[Opening Data section]
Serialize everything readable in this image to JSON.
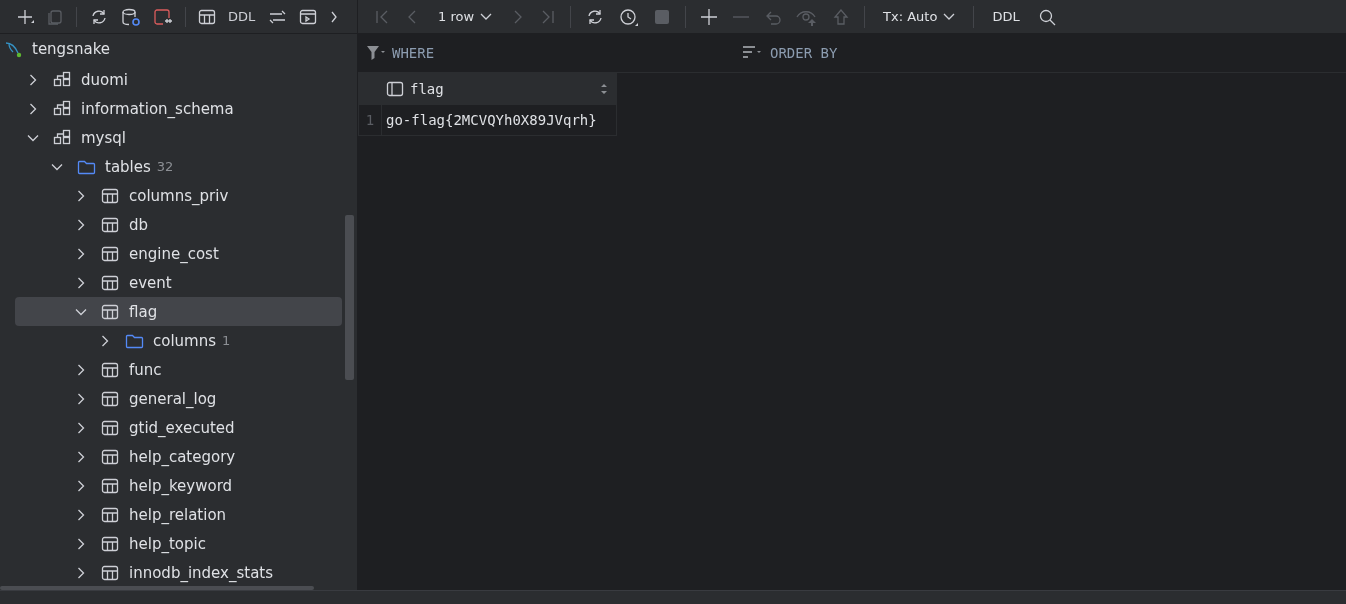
{
  "toolbar": {
    "ddl_label": "DDL"
  },
  "grid_toolbar": {
    "page_size": "1 row",
    "tx_mode": "Tx: Auto",
    "ddl_label": "DDL"
  },
  "tree": [
    {
      "label": "tengsnake",
      "kind": "connection",
      "children": [
        {
          "label": "duomi",
          "kind": "schema",
          "expanded": false,
          "selected": false
        },
        {
          "label": "information_schema",
          "kind": "schema",
          "expanded": false,
          "selected": false
        },
        {
          "label": "mysql",
          "kind": "schema",
          "expanded": true,
          "selected": false,
          "children": [
            {
              "label": "tables",
              "count": "32",
              "kind": "folder",
              "expanded": true,
              "selected": false,
              "children": [
                {
                  "label": "columns_priv",
                  "kind": "table",
                  "expanded": false,
                  "selected": false
                },
                {
                  "label": "db",
                  "kind": "table",
                  "expanded": false,
                  "selected": false
                },
                {
                  "label": "engine_cost",
                  "kind": "table",
                  "expanded": false,
                  "selected": false
                },
                {
                  "label": "event",
                  "kind": "table",
                  "expanded": false,
                  "selected": false
                },
                {
                  "label": "flag",
                  "kind": "table",
                  "expanded": true,
                  "selected": true,
                  "children": [
                    {
                      "label": "columns",
                      "count": "1",
                      "kind": "folder",
                      "expanded": false,
                      "selected": false
                    }
                  ]
                },
                {
                  "label": "func",
                  "kind": "table",
                  "expanded": false,
                  "selected": false
                },
                {
                  "label": "general_log",
                  "kind": "table",
                  "expanded": false,
                  "selected": false
                },
                {
                  "label": "gtid_executed",
                  "kind": "table",
                  "expanded": false,
                  "selected": false
                },
                {
                  "label": "help_category",
                  "kind": "table",
                  "expanded": false,
                  "selected": false
                },
                {
                  "label": "help_keyword",
                  "kind": "table",
                  "expanded": false,
                  "selected": false
                },
                {
                  "label": "help_relation",
                  "kind": "table",
                  "expanded": false,
                  "selected": false
                },
                {
                  "label": "help_topic",
                  "kind": "table",
                  "expanded": false,
                  "selected": false
                },
                {
                  "label": "innodb_index_stats",
                  "kind": "table",
                  "expanded": false,
                  "selected": false
                }
              ]
            }
          ]
        }
      ]
    }
  ],
  "filters": {
    "where": "WHERE",
    "order_by": "ORDER BY"
  },
  "grid": {
    "columns": [
      {
        "name": "flag"
      }
    ],
    "rows": [
      {
        "number": "1",
        "cells": [
          "go-flag{2MCVQYh0X89JVqrh}"
        ]
      }
    ]
  }
}
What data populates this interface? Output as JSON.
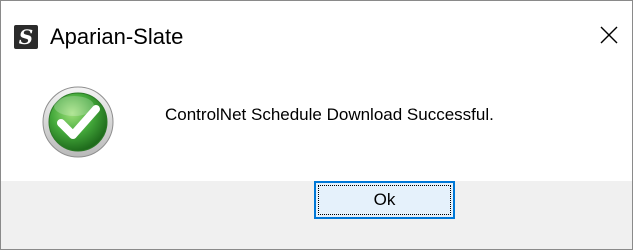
{
  "window": {
    "title": "Aparian-Slate",
    "app_icon_glyph": "S",
    "app_icon": "slate-app-icon",
    "close_icon": "close-icon"
  },
  "message": {
    "icon": "success-checkmark-icon",
    "text": "ControlNet Schedule Download Successful."
  },
  "buttons": {
    "ok_label": "Ok"
  },
  "colors": {
    "accent": "#0078d7",
    "button_bg": "#e5f1fb",
    "success_green": "#3fa83a",
    "footer_bg": "#f0f0f0"
  }
}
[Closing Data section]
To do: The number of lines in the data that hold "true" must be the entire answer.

Response area: 4